Styles for the Autumn Season - Internet Explorer 5.0: With Style, Finally? - Style Watch
Internet Explorer 5.0: With Style, Finally?
Styles for the Autumn Season
Microsoft claims that new parts of the CSS Level 2 specification are implemented in Internet Explorer 5.0. One of the most trumpeted examples are fixed layout tables. Now I have a query here.
Fixed layout tables have the advantage that they support incremental rendering since the column widths are pre-calculated. Now one of the nice things about Internet Explorer 5.0's rendering engine is that it supported incremental re-flow of a document, so tables were rendered incrementally anyway. It's good that Microsoft has implemented fixed layout tables, but I wonder why they didn't pour the man-hours they used for this into implementing something more useful, like word-spacing.
Also new of course is the infamous function notation, with which you can embed scripting directives directly into style sheets and have dynamic calculation of properties.
Now let me explain just how bad an idea this is. First of all, it's not in any spec. Assuming the syntax used by Microsoft doesn't break future levels of CSS, why overburden the CSS parser with a scripting language? If you want dynamic styles, why don't you do what is done by DHTML programmers the world over today, which expose the style properties to the DOM? Microsoft's on the DOM WG, why don't they use their inside information (no longer inside actually - the Working Draft has been released) on DOM Level 2 to expose CSS properties to scripting languages in the HTML?
The real problem with this approach is that it will inevitably lead to broken style sheets. If you have a margin width that is calculated by a function and your layout depends on it, then browsers that don't support this syntax will (hopefully) ignore this property and probably mess up your layout beyond recognition.
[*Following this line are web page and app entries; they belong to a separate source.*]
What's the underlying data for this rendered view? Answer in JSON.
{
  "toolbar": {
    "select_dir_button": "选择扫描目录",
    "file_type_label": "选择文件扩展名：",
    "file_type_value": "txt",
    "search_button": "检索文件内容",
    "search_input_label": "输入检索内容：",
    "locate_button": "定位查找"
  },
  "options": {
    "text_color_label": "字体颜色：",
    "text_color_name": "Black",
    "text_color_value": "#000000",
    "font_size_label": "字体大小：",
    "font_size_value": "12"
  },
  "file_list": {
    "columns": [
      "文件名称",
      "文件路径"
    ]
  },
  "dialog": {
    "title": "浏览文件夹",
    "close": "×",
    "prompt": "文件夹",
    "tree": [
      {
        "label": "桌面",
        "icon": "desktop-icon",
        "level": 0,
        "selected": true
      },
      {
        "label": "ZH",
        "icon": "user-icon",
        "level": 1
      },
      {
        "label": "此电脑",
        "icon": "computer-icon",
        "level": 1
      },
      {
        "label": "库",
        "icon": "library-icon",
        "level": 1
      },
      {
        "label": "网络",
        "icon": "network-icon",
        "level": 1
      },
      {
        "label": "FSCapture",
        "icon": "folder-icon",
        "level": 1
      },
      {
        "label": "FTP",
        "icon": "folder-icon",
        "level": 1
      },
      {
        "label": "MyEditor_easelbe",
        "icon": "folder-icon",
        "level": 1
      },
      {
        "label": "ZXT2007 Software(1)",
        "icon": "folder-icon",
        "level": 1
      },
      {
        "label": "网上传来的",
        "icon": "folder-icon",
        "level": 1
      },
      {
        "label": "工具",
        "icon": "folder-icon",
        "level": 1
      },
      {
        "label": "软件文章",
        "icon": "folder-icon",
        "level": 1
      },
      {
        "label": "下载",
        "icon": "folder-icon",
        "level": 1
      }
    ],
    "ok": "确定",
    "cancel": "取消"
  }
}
We have enough controversy with the complicated cascading and inheritance rules in CSS (which Microsoft still hasn't gotten right in the first place!) do we need to make things even more complicated? Scripting should be as separated from the content and style as possible. A page should be able to exist independent of its dynamic behaviour, just as it should be able to exist independent of its style directives.
And of course we come to the subject every Web author loves to hate, frames. CSS2 gave us a wonderful, backward-compatible way of getting rid of frames for good through fixed positioning that is the first serious screen-partitioning proposal ever to appear. Did Microsoft care to implement it, perhaps? You can bet it didn't. I'm afraid we're stuck with multiple Net connections, hidden titles and stray framesets for version 5.0. Thankfully, IE5's persistence technology means that it can now bookmark frame states, but you still can't link to them from HTML, which is infinitely more important.
In short, the designers at Microsoft picked the single part of CSS2
that made the least difference and implemented it, while ignoring or
breaking the rest of the specification. So, thumbs down on CSS2. Let's
Produced by Stephanos Piperoglou and
Created: April 7, 1999
Revised: Apr 30, 1999